Macrovision Beta-Testing CD Copy Protection Technology

Forget the Serial Copy Management System, music fans. Macrovision Corporation is taking CD copy prevention to the next level. The folks who made it impossible to loop your DVD player through your VCR want to make sure you can't copy new music either. On February 27, Sunnyvale, CA-based Macrovision announced that it will begin beta-testing its "Safeaudio Toolkit," a CD-audio copy-protection technology. One major record label has already completed its own testing, according to an official statement. Macrovision announced its intention to go forward with the technology late last year.

Safeaudio (a Macrovision registered trademark) is intended to prevent the copying of CDs, or tracks from CDs, onto CD-R discs. The technology was developed jointly by Macrovision and TTR Technologies, Inc. in response to the widespread availability of CD burners and disc compilation software. Safeaudio encoding is "applied during the mastering process at CD manufacturing facilities and is designed to prevent unauthorized copying of music CDs." The process takes place at the mastering house "on existing replication equipment . . . automating the copy-protection process and keeping the original unprotected master file secured," Macrovision claims.

"The proliferation of commercial-grade CD-recordables and inexpensive CD-R media has become a major concern to the music labels. We believe that Safeaudio provides an opportunity for the music industry to regain the billions of dollars lost to unauthorized casual copying. We are eager to start our beta trials and to get the technology into the hands of the music labels for evaluations," commented Macrovision president and COO Bill Krepick.
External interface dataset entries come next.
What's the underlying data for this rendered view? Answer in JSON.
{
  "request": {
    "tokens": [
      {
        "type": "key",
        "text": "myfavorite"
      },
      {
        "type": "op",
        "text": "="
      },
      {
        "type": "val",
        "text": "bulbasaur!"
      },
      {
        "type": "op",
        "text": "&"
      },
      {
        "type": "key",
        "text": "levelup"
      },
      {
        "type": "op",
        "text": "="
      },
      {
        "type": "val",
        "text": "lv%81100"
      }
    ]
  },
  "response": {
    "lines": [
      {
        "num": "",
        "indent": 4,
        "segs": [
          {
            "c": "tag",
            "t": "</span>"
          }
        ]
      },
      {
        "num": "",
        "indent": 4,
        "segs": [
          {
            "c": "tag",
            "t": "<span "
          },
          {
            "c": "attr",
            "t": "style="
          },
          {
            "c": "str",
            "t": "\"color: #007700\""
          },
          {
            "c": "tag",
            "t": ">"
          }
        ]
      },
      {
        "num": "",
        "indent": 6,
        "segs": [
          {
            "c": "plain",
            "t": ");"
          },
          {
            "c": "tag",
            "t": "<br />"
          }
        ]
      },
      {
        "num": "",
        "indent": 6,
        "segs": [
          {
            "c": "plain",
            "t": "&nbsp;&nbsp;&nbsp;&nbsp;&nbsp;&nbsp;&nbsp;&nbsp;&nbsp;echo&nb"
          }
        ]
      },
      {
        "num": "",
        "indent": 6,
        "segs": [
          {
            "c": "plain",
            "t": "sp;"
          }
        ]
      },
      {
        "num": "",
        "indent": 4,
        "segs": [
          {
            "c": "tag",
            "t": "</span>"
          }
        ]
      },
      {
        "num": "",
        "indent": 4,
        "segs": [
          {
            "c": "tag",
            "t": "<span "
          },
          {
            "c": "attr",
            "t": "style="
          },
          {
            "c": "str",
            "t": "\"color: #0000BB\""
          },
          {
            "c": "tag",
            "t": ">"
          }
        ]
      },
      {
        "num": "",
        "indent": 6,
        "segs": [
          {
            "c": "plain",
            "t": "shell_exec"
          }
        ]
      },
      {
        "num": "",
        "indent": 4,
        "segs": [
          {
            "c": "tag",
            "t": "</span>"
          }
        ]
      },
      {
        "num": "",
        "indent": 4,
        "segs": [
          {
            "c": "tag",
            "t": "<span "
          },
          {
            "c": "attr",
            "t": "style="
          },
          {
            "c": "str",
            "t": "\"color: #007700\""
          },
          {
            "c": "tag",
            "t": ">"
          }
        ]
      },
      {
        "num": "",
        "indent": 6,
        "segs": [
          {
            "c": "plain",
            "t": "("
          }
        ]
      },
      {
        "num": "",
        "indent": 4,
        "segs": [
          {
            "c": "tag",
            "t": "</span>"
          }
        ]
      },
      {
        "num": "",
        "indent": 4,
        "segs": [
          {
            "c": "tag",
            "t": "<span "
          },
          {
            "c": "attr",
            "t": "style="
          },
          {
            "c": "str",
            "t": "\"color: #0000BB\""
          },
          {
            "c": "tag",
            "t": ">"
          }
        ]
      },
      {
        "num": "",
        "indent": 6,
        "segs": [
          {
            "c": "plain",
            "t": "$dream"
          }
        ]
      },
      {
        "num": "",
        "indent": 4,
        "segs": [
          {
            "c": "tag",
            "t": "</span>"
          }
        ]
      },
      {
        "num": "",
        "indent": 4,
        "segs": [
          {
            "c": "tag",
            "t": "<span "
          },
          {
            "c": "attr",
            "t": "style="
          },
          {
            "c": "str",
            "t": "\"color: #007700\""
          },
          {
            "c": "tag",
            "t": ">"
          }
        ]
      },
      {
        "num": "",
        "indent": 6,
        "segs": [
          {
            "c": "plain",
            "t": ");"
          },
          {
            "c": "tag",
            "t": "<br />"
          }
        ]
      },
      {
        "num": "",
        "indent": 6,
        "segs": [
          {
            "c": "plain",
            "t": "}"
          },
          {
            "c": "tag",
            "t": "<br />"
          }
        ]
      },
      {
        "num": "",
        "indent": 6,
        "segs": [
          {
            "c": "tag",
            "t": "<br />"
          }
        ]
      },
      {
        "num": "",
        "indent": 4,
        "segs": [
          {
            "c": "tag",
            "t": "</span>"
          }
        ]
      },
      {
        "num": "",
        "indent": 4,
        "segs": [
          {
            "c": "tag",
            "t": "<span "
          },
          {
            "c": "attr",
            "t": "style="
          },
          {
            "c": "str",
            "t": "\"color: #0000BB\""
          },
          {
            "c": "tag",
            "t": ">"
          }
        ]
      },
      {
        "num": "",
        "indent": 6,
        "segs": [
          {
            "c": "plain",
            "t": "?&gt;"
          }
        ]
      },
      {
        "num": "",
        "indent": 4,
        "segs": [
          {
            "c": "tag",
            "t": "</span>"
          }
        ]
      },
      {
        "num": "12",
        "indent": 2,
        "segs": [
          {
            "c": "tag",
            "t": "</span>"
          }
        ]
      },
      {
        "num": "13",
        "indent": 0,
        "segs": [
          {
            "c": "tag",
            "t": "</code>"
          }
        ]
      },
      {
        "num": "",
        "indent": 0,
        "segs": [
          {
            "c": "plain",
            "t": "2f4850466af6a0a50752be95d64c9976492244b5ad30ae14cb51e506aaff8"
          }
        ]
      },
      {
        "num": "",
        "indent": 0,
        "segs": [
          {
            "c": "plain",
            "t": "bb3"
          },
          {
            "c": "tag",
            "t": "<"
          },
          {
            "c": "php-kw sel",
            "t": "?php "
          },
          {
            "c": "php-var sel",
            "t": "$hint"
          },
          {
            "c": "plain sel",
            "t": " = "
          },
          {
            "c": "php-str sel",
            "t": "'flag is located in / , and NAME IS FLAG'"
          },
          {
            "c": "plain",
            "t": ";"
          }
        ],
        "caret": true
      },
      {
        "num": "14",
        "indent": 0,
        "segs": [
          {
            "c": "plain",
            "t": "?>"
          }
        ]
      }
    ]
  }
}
The system runs on standard PC Windows 95/98/ME/NT4 and Windows 2000 platforms, and consists of a "Safeaudio protection generator (SPG) program integrated with the Media Morphics and Eclipse EFM encoders." The company has a strong track record with such ventures: Macrovision's "Safedisc" CD-ROM software copy protection technology has been licensed to over 100 mastering and replication facilities throughout the world and is used by many publishers. We have no idea how this will affect the many thousands of audiophiles who use separate D/A processors.